▸ **Task to complete**
Show only those lines of the entries where the string "badge" is found.

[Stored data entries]
━━━━━━

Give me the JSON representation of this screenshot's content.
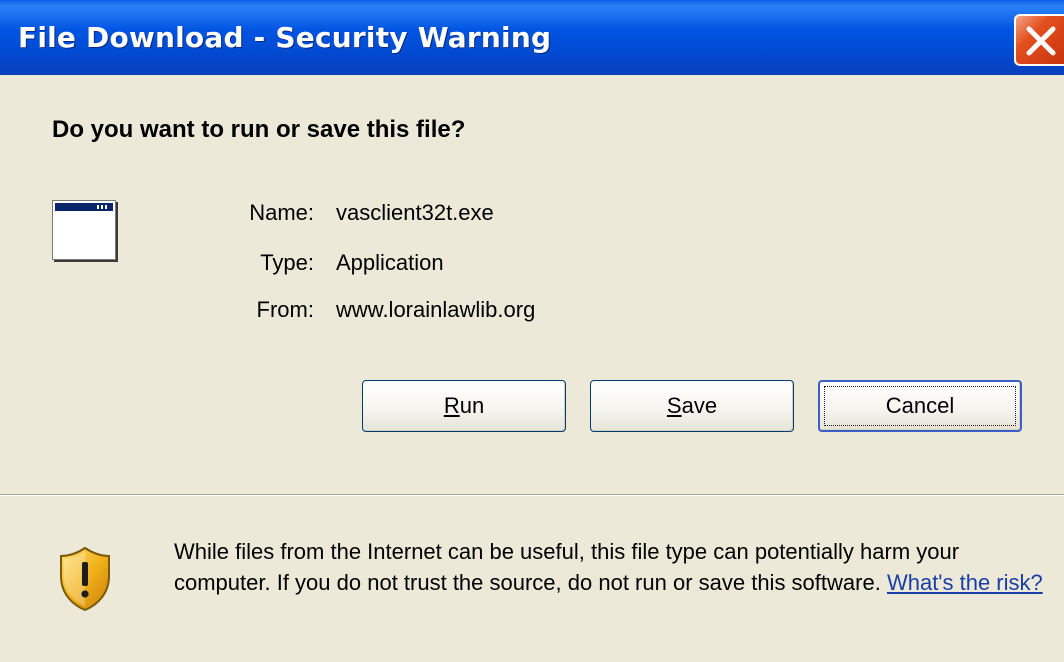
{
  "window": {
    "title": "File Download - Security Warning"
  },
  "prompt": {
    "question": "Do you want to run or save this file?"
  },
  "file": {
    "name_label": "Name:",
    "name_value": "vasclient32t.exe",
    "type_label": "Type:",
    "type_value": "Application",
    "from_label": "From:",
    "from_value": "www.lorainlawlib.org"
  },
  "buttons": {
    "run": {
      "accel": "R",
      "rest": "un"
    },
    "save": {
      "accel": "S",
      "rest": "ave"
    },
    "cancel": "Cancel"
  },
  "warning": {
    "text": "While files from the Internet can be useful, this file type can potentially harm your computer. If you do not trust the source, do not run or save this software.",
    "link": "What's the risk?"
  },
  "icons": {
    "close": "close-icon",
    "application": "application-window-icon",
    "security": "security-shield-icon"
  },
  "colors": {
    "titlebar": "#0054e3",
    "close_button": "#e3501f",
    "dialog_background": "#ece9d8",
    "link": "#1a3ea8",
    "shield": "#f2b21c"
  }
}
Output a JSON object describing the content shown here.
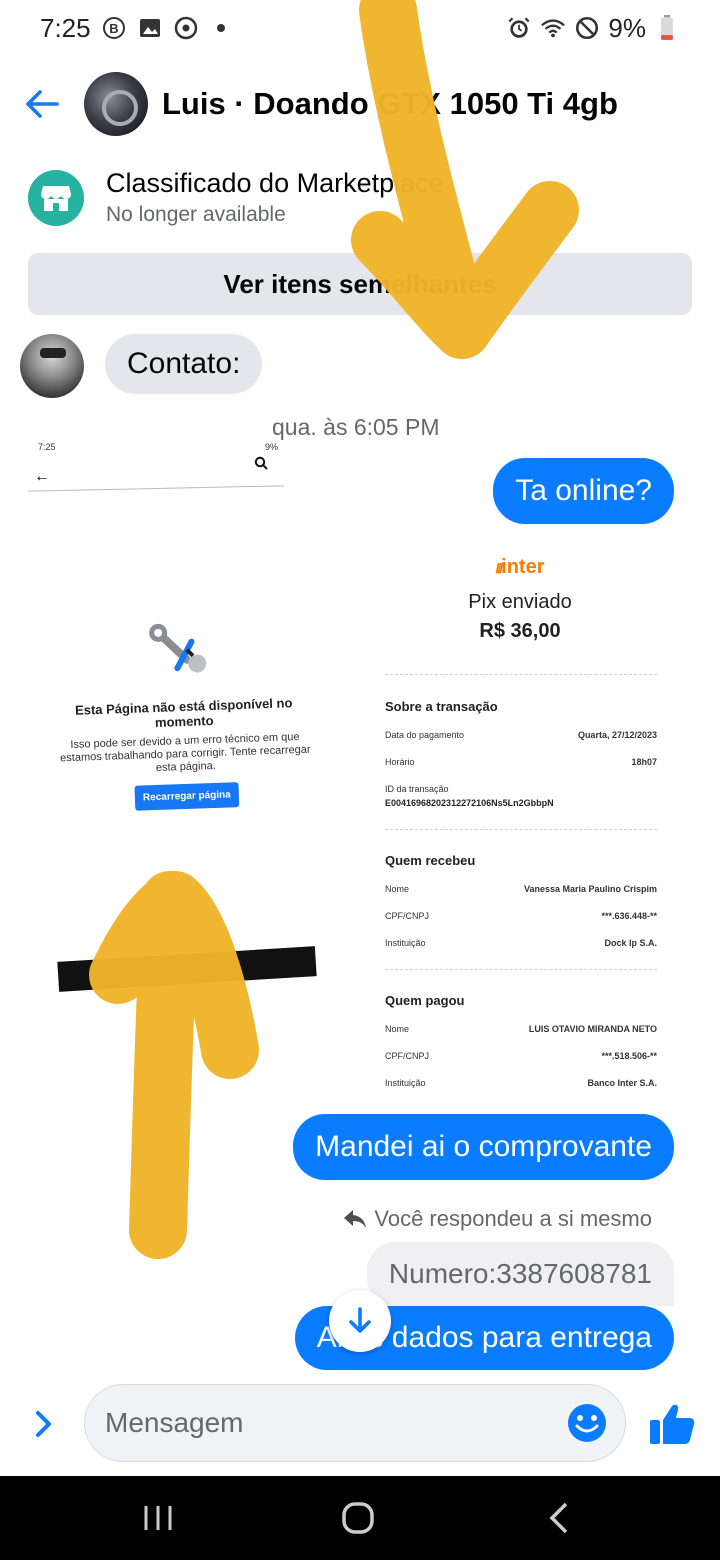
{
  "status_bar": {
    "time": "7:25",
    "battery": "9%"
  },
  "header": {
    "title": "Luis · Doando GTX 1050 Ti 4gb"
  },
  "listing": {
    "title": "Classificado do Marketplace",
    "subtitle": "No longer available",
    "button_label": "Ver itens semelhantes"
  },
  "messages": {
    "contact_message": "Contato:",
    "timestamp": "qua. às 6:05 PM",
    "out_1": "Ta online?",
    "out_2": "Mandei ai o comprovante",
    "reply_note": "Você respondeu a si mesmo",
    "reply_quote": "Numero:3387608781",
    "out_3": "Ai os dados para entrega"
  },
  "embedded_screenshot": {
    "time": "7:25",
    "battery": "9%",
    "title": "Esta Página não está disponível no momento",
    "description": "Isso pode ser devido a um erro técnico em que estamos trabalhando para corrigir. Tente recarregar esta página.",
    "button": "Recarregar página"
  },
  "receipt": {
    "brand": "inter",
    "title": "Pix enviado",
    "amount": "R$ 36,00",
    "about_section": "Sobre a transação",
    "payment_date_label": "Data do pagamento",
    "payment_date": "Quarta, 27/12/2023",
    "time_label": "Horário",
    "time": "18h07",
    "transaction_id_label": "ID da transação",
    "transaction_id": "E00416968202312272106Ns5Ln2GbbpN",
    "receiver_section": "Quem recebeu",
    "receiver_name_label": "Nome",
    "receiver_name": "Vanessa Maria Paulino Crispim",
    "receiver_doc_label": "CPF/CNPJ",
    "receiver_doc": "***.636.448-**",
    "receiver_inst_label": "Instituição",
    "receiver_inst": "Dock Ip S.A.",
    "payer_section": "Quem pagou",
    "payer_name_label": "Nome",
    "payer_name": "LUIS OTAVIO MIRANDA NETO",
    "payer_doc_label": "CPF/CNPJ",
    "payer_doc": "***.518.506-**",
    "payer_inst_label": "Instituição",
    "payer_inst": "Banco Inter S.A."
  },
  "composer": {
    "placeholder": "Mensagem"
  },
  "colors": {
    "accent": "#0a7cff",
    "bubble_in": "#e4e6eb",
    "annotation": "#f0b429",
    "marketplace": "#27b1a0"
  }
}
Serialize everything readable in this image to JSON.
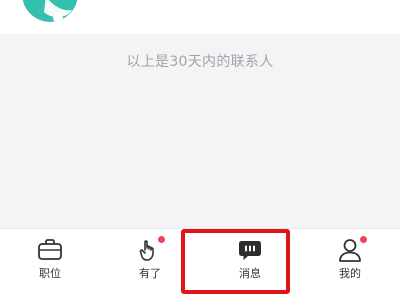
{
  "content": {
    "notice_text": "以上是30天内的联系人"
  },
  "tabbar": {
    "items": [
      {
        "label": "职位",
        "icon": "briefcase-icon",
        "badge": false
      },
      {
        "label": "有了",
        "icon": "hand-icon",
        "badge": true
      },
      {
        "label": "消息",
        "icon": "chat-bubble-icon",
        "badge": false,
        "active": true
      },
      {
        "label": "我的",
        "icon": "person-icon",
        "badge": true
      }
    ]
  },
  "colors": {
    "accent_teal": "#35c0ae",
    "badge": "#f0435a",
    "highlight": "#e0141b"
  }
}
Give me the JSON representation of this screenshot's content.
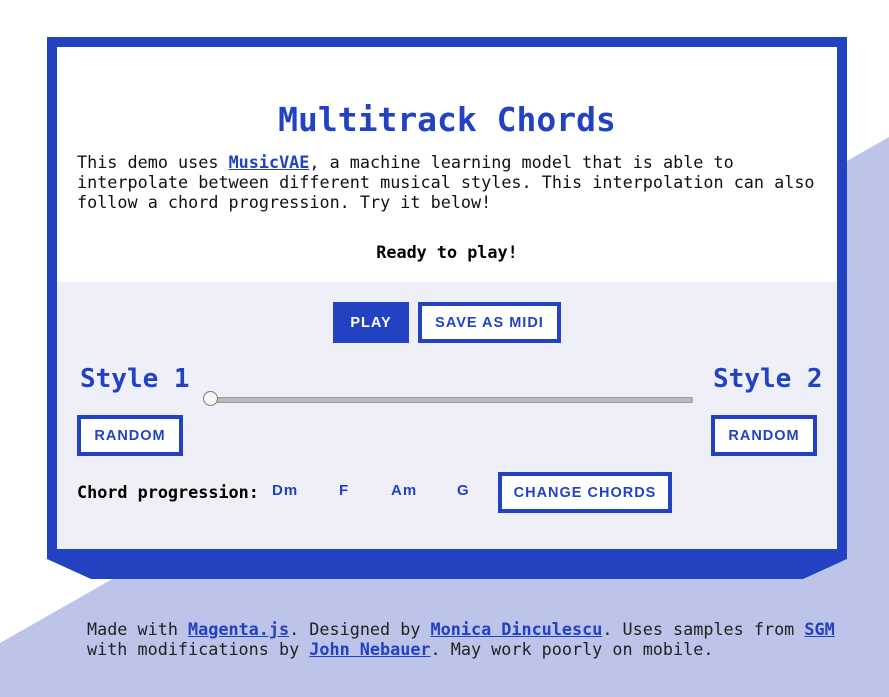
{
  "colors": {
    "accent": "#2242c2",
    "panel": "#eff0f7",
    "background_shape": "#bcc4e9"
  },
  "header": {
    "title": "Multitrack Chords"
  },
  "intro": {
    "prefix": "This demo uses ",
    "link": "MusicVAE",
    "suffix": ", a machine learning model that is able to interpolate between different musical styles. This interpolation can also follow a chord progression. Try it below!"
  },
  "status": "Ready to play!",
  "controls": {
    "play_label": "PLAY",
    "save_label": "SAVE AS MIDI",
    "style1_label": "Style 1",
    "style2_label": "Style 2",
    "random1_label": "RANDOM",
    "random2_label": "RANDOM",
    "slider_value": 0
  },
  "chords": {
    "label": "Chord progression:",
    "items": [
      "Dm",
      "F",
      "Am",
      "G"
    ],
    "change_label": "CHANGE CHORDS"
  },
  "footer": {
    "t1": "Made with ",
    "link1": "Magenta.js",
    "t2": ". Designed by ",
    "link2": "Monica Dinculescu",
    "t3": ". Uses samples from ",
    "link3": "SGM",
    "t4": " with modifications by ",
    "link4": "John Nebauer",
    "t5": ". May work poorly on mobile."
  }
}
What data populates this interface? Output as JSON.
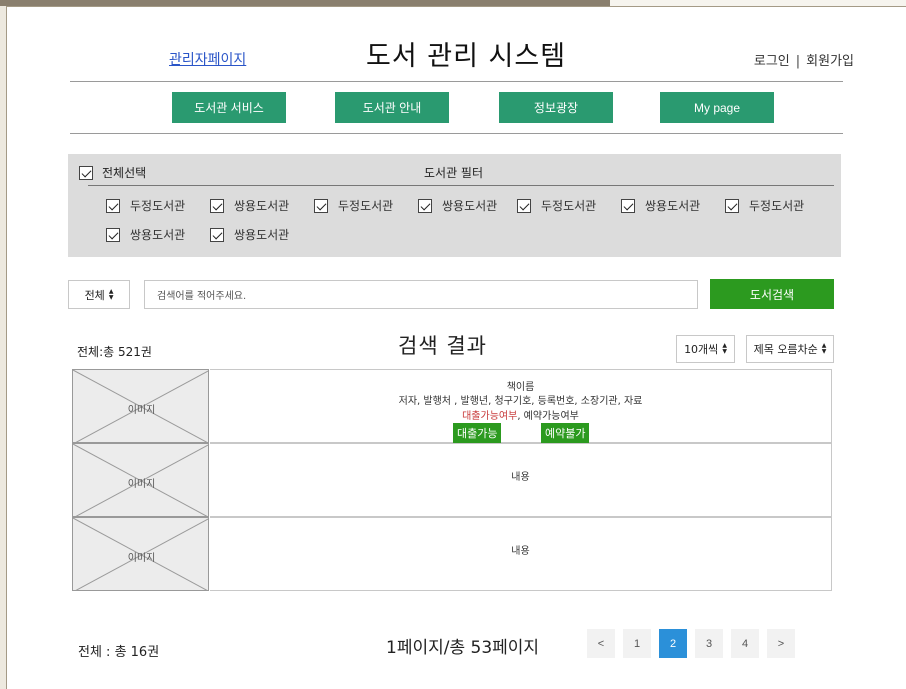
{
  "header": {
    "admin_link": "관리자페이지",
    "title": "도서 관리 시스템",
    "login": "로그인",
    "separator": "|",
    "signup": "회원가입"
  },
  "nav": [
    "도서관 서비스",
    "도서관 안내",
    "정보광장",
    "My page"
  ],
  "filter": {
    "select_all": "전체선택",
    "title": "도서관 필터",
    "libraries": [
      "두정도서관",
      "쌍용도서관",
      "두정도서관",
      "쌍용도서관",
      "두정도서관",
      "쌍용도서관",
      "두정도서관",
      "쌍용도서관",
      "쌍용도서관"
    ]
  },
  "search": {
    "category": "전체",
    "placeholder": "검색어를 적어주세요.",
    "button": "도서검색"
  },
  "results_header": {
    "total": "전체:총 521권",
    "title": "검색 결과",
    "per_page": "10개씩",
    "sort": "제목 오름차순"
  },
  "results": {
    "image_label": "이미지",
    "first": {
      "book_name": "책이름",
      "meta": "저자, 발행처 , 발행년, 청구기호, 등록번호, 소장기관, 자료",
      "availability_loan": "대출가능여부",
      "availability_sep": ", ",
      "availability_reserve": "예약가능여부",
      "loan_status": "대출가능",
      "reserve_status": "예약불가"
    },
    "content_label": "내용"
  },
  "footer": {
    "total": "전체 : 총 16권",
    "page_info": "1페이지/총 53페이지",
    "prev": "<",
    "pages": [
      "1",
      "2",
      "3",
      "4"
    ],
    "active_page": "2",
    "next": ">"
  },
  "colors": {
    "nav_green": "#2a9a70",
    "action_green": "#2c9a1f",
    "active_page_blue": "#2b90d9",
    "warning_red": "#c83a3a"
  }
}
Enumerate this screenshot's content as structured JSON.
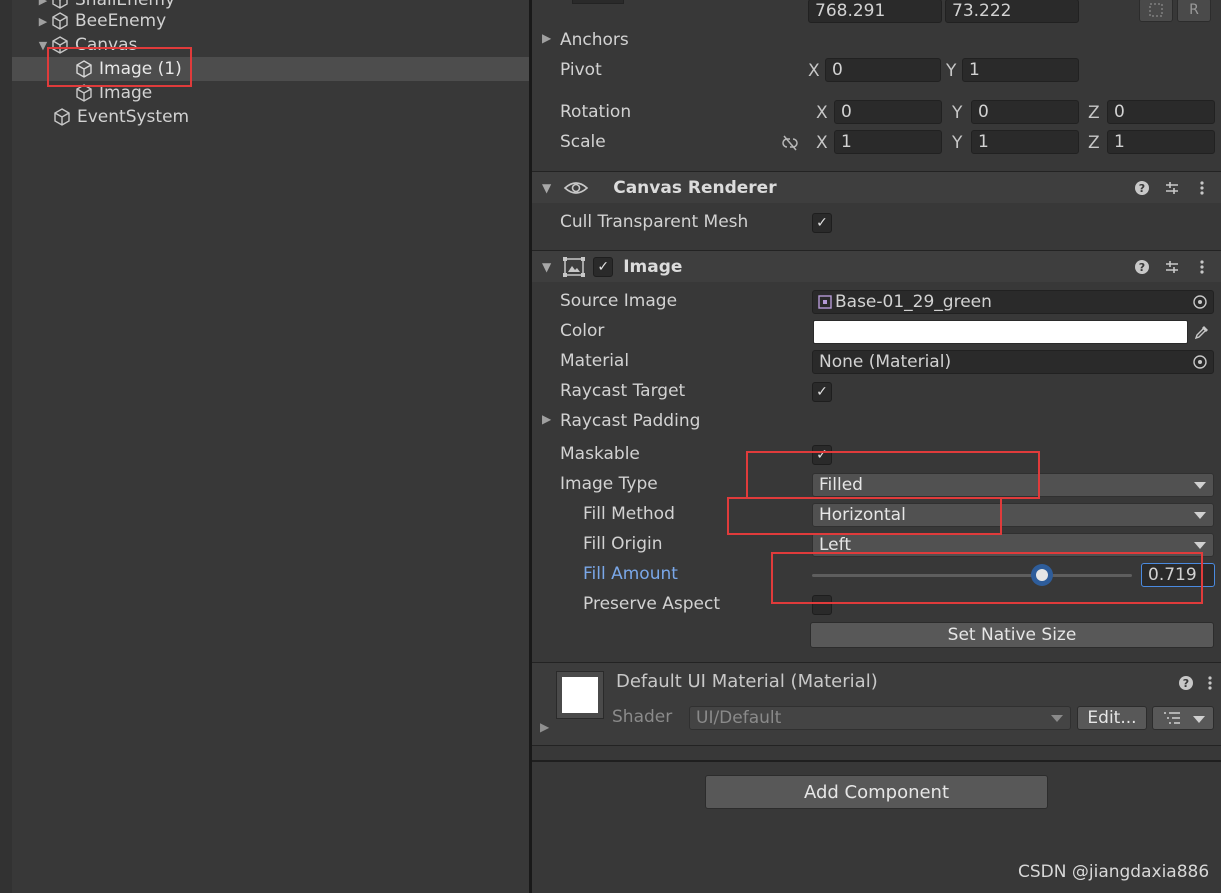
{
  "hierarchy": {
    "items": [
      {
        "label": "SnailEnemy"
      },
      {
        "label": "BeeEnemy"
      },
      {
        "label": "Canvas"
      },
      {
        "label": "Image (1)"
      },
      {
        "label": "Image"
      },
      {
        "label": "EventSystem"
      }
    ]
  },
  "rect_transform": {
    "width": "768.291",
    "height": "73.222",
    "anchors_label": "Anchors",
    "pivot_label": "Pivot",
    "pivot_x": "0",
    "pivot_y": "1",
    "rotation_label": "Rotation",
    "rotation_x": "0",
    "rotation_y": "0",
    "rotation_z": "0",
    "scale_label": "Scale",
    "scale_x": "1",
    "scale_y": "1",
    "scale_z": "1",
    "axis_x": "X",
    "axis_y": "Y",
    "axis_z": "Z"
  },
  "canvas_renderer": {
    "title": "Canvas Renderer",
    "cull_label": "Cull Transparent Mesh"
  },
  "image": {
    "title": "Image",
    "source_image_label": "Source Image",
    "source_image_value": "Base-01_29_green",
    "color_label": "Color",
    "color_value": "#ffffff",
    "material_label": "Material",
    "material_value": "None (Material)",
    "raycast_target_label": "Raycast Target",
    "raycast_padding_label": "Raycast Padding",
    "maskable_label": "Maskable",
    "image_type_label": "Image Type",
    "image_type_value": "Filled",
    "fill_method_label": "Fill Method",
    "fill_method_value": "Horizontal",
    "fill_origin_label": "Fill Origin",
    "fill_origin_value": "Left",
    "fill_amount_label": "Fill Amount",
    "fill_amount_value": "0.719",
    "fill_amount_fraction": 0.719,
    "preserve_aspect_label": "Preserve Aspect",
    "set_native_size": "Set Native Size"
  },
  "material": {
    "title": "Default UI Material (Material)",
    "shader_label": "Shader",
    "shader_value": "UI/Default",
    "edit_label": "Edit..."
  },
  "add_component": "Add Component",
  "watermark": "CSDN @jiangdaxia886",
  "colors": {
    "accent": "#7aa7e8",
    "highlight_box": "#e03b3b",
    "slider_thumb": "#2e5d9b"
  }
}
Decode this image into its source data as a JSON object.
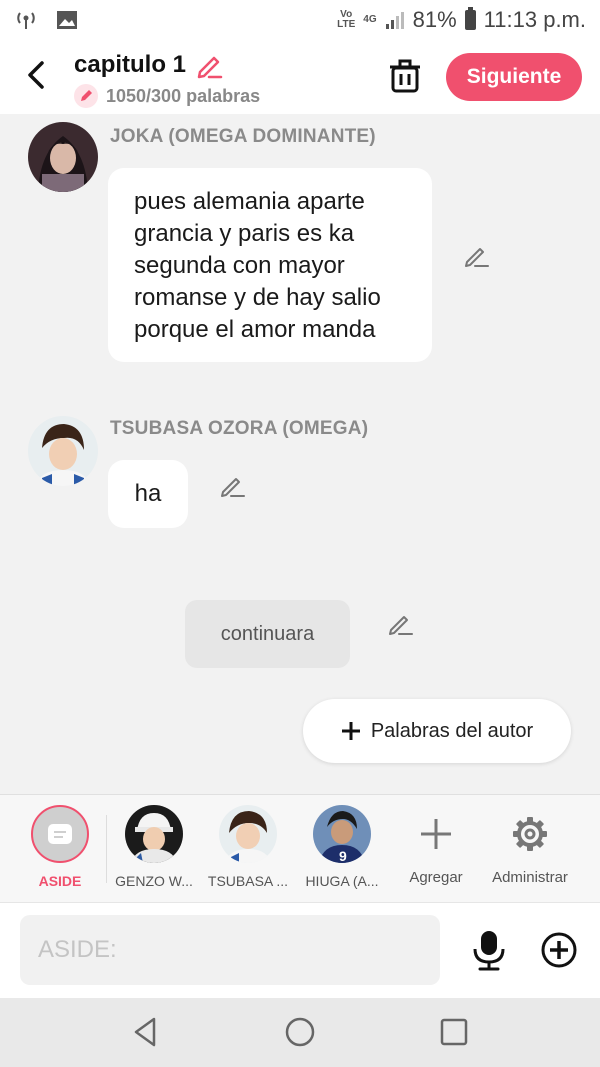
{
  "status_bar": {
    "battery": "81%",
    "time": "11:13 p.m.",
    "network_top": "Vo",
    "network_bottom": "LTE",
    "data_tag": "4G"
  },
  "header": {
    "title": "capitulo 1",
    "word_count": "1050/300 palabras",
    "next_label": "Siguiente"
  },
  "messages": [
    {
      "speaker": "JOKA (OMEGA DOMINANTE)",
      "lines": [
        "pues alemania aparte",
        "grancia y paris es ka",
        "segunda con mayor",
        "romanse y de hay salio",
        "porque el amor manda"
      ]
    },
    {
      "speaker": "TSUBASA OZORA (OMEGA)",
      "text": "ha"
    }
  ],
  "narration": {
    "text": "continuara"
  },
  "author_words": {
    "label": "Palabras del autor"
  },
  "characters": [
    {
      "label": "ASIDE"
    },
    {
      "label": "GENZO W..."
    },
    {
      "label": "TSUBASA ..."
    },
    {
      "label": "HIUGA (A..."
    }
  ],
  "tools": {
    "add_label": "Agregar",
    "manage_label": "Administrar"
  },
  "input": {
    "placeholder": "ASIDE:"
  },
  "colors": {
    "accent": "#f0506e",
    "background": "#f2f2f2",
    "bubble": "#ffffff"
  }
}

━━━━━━

▸ **Response to this task**
        "badge": false
        "badge": true
        "badge": false,
        "badge": true
    "badge": "#f0435a",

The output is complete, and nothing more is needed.